Assignment ▸ Search the listing below for the word "data", and copy every line in which it turns up.

Recorded information ▸

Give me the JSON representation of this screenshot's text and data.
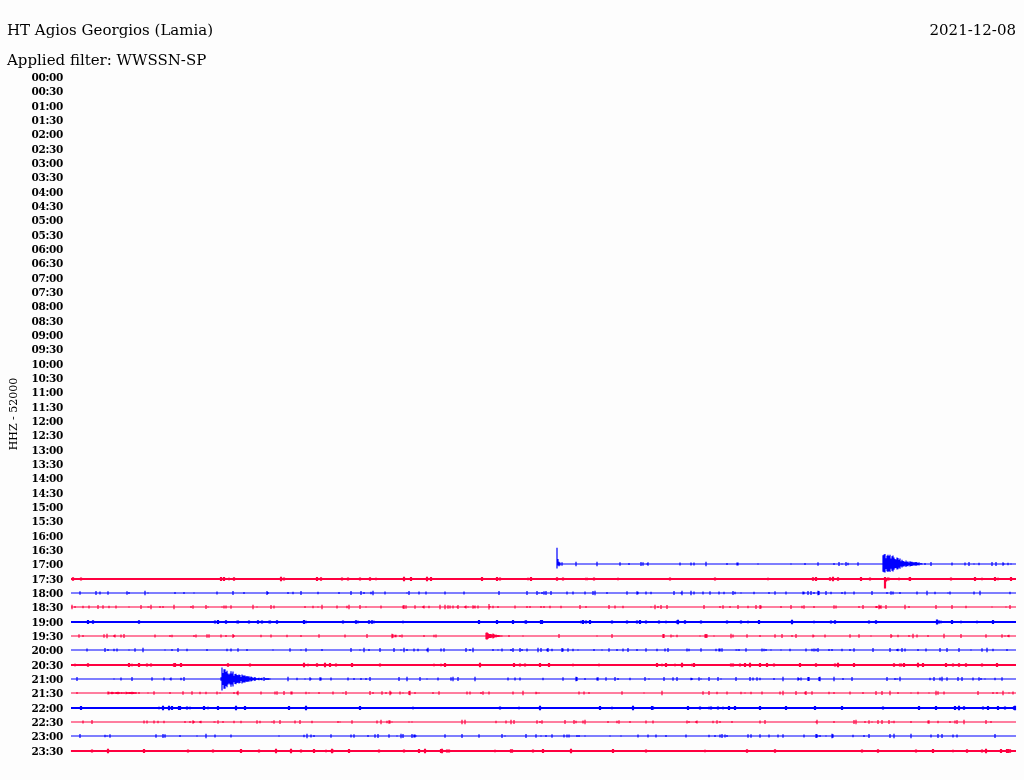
{
  "header": {
    "station": "HT Agios Georgios (Lamia)",
    "date": "2021-12-08",
    "filter": "Applied filter: WWSSN-SP"
  },
  "channel_label": "HHZ - 52000",
  "rows": [
    {
      "label": "00:00"
    },
    {
      "label": "00:30"
    },
    {
      "label": "01:00"
    },
    {
      "label": "01:30"
    },
    {
      "label": "02:00"
    },
    {
      "label": "02:30"
    },
    {
      "label": "03:00"
    },
    {
      "label": "03:30"
    },
    {
      "label": "04:00"
    },
    {
      "label": "04:30"
    },
    {
      "label": "05:00"
    },
    {
      "label": "05:30"
    },
    {
      "label": "06:00"
    },
    {
      "label": "06:30"
    },
    {
      "label": "07:00"
    },
    {
      "label": "07:30"
    },
    {
      "label": "08:00"
    },
    {
      "label": "08:30"
    },
    {
      "label": "09:00"
    },
    {
      "label": "09:30"
    },
    {
      "label": "10:00"
    },
    {
      "label": "10:30"
    },
    {
      "label": "11:00"
    },
    {
      "label": "11:30"
    },
    {
      "label": "12:00"
    },
    {
      "label": "12:30"
    },
    {
      "label": "13:00"
    },
    {
      "label": "13:30"
    },
    {
      "label": "14:00"
    },
    {
      "label": "14:30"
    },
    {
      "label": "15:00"
    },
    {
      "label": "15:30"
    },
    {
      "label": "16:00"
    },
    {
      "label": "16:30"
    },
    {
      "label": "17:00",
      "trace": {
        "kind": "partial",
        "color": "#0000ff"
      }
    },
    {
      "label": "17:30",
      "trace": {
        "kind": "full",
        "color": "#ff0040"
      }
    },
    {
      "label": "18:00",
      "trace": {
        "kind": "full",
        "color": "#0000ff"
      }
    },
    {
      "label": "18:30",
      "trace": {
        "kind": "full",
        "color": "#ff0040"
      }
    },
    {
      "label": "19:00",
      "trace": {
        "kind": "full",
        "color": "#0000ff"
      }
    },
    {
      "label": "19:30",
      "trace": {
        "kind": "full",
        "color": "#ff0040"
      }
    },
    {
      "label": "20:00",
      "trace": {
        "kind": "full",
        "color": "#0000ff"
      }
    },
    {
      "label": "20:30",
      "trace": {
        "kind": "full",
        "color": "#ff0040"
      }
    },
    {
      "label": "21:00",
      "trace": {
        "kind": "full",
        "color": "#0000ff"
      }
    },
    {
      "label": "21:30",
      "trace": {
        "kind": "full",
        "color": "#ff0040"
      }
    },
    {
      "label": "22:00",
      "trace": {
        "kind": "full",
        "color": "#0000ff"
      }
    },
    {
      "label": "22:30",
      "trace": {
        "kind": "full",
        "color": "#ff0040"
      }
    },
    {
      "label": "23:00",
      "trace": {
        "kind": "full",
        "color": "#0000ff"
      }
    },
    {
      "label": "23:30",
      "trace": {
        "kind": "full",
        "color": "#ff0040"
      }
    }
  ]
}
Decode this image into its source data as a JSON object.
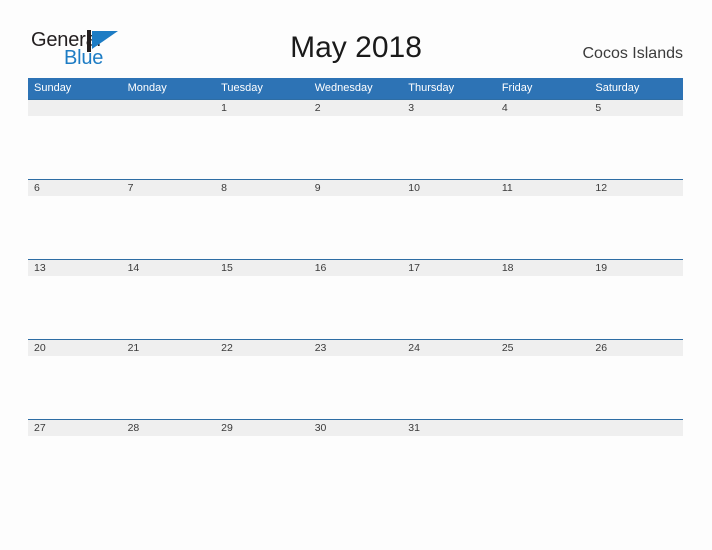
{
  "brand": {
    "name_part1": "General",
    "name_part2": "Blue",
    "mark": "flag-triangle-icon",
    "accent_color": "#1d7cc4"
  },
  "header": {
    "title": "May 2018",
    "location": "Cocos Islands"
  },
  "calendar": {
    "month": "May",
    "year": "2018",
    "header_color": "#2d73b5",
    "row_band_color": "#efefef",
    "row_border_color": "#2e6da4",
    "weekdays": [
      "Sunday",
      "Monday",
      "Tuesday",
      "Wednesday",
      "Thursday",
      "Friday",
      "Saturday"
    ],
    "weeks": [
      [
        "",
        "",
        "1",
        "2",
        "3",
        "4",
        "5"
      ],
      [
        "6",
        "7",
        "8",
        "9",
        "10",
        "11",
        "12"
      ],
      [
        "13",
        "14",
        "15",
        "16",
        "17",
        "18",
        "19"
      ],
      [
        "20",
        "21",
        "22",
        "23",
        "24",
        "25",
        "26"
      ],
      [
        "27",
        "28",
        "29",
        "30",
        "31",
        "",
        ""
      ]
    ]
  }
}
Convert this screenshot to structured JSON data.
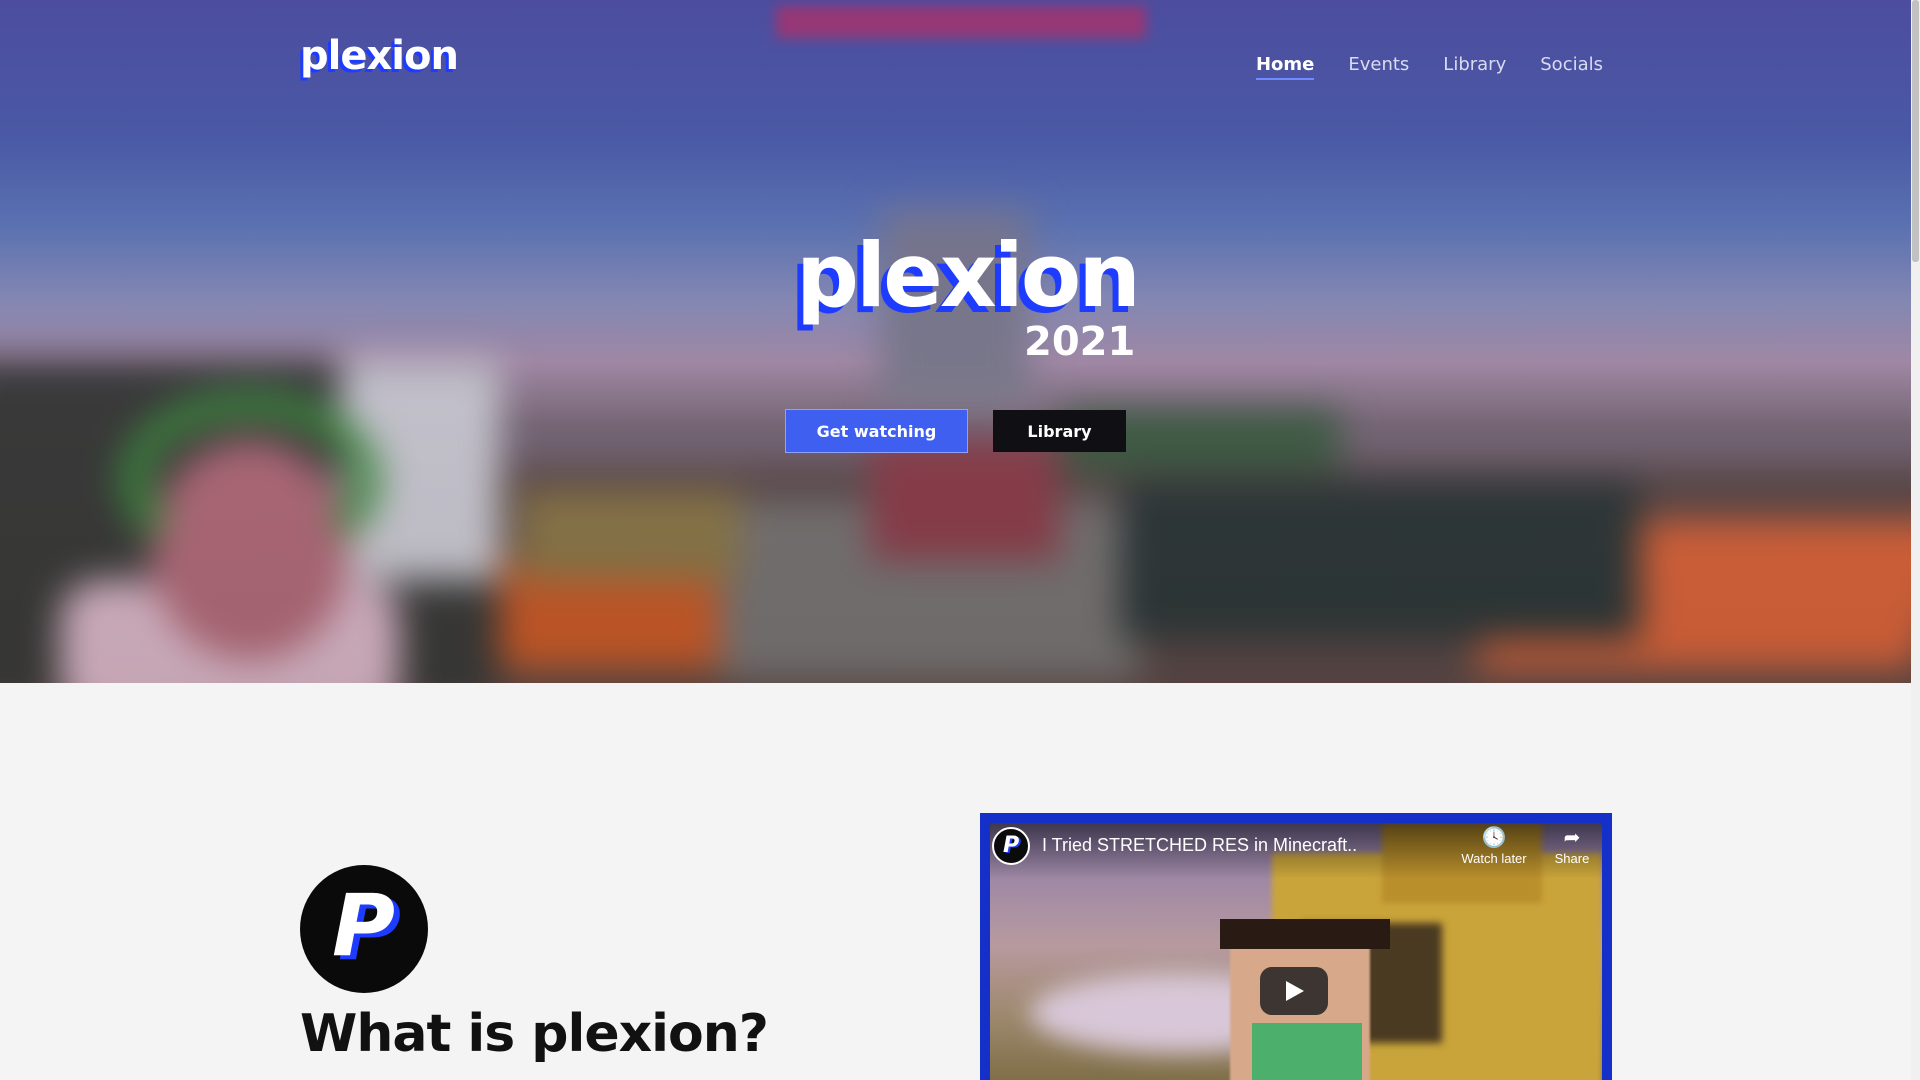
{
  "site": {
    "logo_text": "plexion"
  },
  "nav": {
    "items": [
      {
        "label": "Home",
        "active": true
      },
      {
        "label": "Events",
        "active": false
      },
      {
        "label": "Library",
        "active": false
      },
      {
        "label": "Socials",
        "active": false
      }
    ]
  },
  "hero": {
    "title": "plexion",
    "year": "2021",
    "primary_button": "Get watching",
    "secondary_button": "Library"
  },
  "about": {
    "logo_glyph": "P",
    "heading": "What is plexion?"
  },
  "video": {
    "channel_glyph": "P",
    "title": "I Tried STRETCHED RES in Minecraft..",
    "watch_later_label": "Watch later",
    "share_label": "Share",
    "icons": {
      "watch_later": "clock-icon",
      "share": "share-arrow-icon",
      "play": "play-icon"
    }
  },
  "colors": {
    "accent_blue": "#1e3cff",
    "primary_button": "#3f5ff0",
    "dark_button": "#0f0f14"
  }
}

Task answer ▸
Give me the JSON representation of this screenshot's text and data.
Decode this image into its source data as a JSON object.
Convert this screenshot to structured JSON data.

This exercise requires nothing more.